DATASET ENTRIES Block Start

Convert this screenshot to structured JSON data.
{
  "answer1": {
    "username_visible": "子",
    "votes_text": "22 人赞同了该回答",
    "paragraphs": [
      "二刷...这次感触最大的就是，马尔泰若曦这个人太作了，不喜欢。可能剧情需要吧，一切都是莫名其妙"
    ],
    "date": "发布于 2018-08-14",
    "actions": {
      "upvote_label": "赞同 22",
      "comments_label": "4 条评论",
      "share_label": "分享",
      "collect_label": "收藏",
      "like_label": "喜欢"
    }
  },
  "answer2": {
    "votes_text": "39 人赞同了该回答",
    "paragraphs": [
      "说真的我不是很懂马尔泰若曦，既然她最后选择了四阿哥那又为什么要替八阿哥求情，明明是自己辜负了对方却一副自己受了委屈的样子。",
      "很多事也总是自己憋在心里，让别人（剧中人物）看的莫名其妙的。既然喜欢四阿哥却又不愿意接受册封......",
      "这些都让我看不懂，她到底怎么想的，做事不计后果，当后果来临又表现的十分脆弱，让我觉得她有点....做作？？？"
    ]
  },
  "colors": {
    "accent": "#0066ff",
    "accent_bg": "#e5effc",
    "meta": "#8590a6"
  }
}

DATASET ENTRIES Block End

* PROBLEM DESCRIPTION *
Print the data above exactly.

* RESPONSE BELOW *
Convert this screenshot to structured JSON data.
{
  "answer1": {
    "username_visible": "子",
    "votes_text": "22 人赞同了该回答",
    "paragraphs": [
      "二刷...这次感触最大的就是，马尔泰若曦这个人太作了，不喜欢。可能剧情需要吧，一切都是莫名其妙"
    ],
    "date": "发布于 2018-08-14",
    "actions": {
      "upvote_label": "赞同 22",
      "comments_label": "4 条评论",
      "share_label": "分享",
      "collect_label": "收藏",
      "like_label": "喜欢"
    }
  },
  "answer2": {
    "votes_text": "39 人赞同了该回答",
    "paragraphs": [
      "说真的我不是很懂马尔泰若曦，既然她最后选择了四阿哥那又为什么要替八阿哥求情，明明是自己辜负了对方却一副自己受了委屈的样子。",
      "很多事也总是自己憋在心里，让别人（剧中人物）看的莫名其妙的。既然喜欢四阿哥却又不愿意接受册封......",
      "这些都让我看不懂，她到底怎么想的，做事不计后果，当后果来临又表现的十分脆弱，让我觉得她有点....做作？？？"
    ]
  },
  "colors": {
    "accent": "#0066ff",
    "accent_bg": "#e5effc",
    "meta": "#8590a6"
  }
}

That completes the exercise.